WHAT IS BEING ASKED
Across the listing that follows, work out how many lines carry the string "name". Provide that number and nothing else.

TASK INPUT
════════

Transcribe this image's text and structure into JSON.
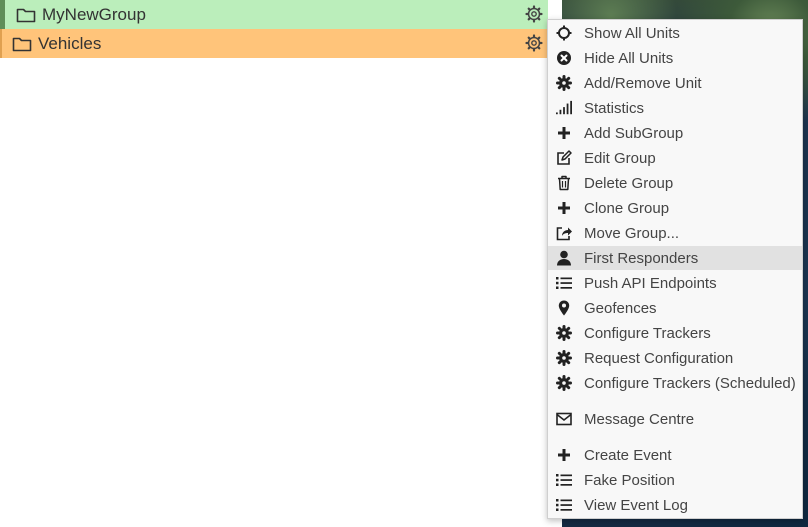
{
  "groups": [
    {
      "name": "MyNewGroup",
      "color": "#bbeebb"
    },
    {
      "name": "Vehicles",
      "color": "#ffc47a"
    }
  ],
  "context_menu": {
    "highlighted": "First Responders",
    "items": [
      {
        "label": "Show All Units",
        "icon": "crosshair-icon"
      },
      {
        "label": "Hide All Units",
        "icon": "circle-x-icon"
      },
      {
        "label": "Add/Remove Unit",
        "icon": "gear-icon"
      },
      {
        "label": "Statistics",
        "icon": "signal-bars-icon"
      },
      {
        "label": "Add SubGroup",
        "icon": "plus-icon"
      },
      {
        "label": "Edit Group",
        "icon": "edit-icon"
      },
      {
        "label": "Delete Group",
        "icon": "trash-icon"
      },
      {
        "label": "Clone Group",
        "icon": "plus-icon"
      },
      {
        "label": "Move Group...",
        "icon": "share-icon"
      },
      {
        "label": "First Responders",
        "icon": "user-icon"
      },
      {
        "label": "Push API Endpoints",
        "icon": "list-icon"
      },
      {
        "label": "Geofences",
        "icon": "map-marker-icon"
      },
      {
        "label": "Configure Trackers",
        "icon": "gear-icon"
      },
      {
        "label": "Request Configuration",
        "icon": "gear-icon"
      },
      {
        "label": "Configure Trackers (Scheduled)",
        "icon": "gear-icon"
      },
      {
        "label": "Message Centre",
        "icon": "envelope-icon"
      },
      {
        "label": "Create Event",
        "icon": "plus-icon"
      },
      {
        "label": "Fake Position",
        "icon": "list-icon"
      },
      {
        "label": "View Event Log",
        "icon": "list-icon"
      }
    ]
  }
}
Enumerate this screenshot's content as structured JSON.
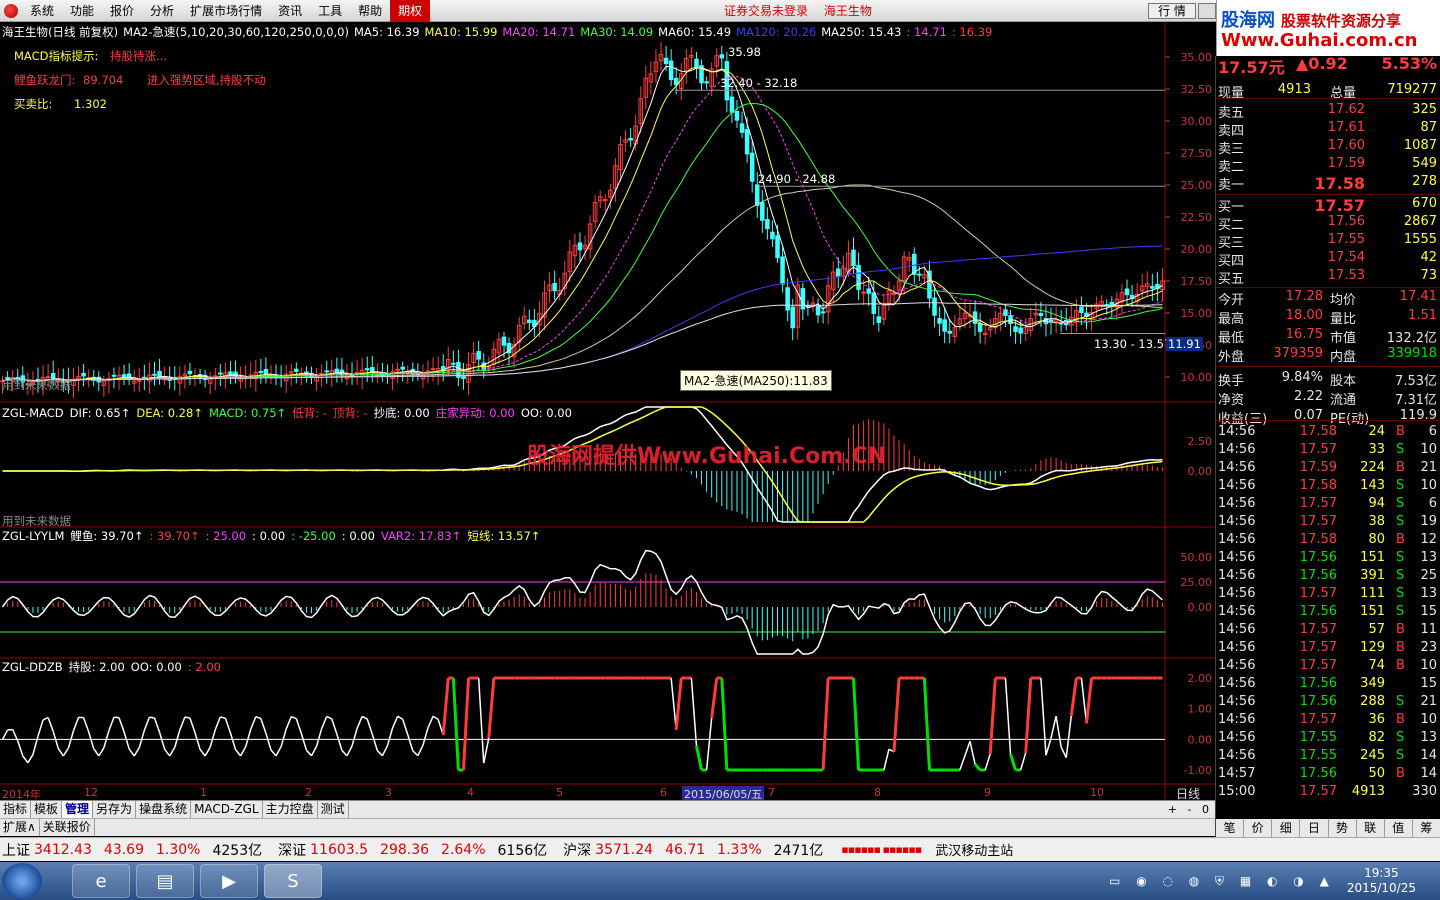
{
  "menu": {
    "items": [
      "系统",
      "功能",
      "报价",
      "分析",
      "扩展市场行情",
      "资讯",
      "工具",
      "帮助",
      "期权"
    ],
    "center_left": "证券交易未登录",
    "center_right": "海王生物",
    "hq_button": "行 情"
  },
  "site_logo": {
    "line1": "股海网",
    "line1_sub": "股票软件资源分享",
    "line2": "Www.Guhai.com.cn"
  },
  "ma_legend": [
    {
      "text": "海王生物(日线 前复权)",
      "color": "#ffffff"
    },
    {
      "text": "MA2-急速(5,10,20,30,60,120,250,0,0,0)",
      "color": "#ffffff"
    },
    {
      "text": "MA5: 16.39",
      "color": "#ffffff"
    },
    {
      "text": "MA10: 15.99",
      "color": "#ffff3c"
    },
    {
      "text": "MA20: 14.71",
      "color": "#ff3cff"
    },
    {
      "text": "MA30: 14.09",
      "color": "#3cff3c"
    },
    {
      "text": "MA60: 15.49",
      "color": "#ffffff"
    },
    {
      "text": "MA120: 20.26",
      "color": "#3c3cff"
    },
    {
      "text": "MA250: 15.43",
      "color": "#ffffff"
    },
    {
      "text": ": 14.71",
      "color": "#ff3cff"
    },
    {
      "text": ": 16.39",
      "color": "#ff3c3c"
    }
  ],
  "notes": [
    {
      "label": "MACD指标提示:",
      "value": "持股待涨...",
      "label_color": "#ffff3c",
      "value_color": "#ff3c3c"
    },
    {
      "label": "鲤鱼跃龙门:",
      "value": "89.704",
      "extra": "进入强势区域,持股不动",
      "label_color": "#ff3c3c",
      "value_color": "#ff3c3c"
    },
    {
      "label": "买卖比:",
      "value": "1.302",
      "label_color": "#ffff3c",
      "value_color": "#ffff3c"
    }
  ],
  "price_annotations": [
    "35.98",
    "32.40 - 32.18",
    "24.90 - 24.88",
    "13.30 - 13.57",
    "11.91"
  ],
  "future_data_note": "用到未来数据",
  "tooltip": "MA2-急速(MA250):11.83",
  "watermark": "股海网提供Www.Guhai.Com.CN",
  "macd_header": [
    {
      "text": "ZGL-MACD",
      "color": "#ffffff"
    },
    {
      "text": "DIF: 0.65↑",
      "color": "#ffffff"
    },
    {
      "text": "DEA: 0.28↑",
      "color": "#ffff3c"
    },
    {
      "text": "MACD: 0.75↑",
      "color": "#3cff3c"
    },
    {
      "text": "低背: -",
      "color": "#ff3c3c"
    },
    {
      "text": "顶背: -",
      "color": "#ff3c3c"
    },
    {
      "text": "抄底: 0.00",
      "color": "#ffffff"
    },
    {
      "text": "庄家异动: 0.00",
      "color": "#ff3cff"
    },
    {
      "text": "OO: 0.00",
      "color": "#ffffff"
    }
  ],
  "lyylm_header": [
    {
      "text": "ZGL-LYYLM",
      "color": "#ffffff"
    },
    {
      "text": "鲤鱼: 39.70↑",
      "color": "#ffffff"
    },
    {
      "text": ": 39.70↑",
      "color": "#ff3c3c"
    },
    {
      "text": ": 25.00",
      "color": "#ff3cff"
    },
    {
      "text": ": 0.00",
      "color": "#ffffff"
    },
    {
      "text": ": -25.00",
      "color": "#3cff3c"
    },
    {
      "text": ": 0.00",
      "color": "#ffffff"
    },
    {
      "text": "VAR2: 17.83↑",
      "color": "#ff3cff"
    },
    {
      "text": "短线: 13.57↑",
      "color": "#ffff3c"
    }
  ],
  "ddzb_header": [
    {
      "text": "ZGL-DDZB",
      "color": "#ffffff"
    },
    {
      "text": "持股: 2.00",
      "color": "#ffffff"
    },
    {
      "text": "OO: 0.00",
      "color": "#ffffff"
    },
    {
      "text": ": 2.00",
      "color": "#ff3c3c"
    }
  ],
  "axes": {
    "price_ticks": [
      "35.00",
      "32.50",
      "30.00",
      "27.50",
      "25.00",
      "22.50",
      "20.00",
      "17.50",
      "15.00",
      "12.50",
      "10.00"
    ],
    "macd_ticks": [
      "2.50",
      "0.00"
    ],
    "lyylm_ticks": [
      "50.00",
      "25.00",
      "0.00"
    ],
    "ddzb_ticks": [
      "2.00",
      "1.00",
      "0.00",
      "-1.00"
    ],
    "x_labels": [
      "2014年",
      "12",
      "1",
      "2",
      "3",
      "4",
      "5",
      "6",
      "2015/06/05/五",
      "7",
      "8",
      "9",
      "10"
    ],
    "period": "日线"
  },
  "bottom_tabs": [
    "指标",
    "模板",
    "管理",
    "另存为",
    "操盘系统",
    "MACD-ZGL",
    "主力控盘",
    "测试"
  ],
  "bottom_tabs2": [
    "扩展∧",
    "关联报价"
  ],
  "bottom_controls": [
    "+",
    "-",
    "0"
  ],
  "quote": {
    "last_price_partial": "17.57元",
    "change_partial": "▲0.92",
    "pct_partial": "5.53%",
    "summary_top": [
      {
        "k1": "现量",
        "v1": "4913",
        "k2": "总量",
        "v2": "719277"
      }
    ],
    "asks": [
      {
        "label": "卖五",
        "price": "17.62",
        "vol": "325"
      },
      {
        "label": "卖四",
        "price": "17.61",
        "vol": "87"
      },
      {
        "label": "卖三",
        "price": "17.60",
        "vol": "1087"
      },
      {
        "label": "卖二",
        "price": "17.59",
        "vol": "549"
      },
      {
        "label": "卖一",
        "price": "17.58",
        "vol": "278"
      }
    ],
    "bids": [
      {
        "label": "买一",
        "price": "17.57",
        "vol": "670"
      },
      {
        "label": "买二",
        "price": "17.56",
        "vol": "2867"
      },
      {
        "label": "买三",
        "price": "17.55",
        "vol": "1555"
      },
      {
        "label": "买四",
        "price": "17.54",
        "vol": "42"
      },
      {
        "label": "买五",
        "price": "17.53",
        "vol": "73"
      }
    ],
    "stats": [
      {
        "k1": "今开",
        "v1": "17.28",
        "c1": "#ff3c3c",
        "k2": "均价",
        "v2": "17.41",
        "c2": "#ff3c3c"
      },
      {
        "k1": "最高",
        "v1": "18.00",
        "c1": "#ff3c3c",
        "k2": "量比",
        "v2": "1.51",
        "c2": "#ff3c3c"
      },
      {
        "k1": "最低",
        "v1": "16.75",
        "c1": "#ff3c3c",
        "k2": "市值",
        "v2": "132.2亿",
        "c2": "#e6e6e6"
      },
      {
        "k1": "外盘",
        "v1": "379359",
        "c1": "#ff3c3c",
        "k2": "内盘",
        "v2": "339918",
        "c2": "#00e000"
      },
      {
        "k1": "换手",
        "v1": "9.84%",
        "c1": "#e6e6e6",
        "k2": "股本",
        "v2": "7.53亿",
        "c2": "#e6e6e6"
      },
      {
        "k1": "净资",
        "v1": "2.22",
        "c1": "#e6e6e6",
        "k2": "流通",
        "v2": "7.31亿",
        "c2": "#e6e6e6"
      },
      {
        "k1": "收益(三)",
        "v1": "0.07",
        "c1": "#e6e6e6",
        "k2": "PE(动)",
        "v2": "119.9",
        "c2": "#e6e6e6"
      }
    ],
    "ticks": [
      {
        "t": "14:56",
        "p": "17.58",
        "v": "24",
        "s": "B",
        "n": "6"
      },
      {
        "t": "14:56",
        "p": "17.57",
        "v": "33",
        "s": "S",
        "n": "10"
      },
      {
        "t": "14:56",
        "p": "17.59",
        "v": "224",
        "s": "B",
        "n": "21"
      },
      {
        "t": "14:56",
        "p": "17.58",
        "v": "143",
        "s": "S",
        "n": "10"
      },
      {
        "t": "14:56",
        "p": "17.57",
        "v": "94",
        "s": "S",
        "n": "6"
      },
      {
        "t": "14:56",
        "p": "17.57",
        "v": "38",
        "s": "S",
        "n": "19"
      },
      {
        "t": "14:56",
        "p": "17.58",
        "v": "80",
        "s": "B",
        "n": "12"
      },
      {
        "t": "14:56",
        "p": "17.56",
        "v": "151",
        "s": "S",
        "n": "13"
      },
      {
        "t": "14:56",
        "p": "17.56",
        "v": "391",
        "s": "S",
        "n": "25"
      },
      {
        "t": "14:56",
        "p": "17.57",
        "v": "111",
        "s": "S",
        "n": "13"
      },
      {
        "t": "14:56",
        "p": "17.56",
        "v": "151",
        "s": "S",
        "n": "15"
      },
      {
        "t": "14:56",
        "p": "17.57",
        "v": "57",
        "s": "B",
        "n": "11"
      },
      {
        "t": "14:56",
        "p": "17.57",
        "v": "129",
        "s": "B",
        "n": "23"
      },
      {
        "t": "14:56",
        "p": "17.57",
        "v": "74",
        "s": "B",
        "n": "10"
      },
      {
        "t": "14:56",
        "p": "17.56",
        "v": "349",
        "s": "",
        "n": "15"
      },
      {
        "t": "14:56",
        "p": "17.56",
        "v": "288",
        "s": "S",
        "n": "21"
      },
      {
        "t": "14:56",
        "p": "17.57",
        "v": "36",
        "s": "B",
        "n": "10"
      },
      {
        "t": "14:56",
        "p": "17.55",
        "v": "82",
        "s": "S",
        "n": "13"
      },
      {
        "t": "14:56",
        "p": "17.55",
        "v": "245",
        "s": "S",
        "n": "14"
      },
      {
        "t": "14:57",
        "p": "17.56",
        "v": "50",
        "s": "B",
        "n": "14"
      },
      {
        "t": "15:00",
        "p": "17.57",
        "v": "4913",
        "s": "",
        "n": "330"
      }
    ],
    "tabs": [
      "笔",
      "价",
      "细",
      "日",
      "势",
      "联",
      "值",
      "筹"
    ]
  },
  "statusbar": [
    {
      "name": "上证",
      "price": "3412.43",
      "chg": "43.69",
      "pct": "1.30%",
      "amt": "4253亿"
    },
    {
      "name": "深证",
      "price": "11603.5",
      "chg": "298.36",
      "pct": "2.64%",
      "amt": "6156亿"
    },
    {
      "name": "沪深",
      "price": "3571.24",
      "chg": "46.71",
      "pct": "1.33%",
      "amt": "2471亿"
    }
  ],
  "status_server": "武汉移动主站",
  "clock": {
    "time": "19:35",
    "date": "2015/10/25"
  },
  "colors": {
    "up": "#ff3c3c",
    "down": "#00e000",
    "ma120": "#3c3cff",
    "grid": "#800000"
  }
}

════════

SOLUTION
5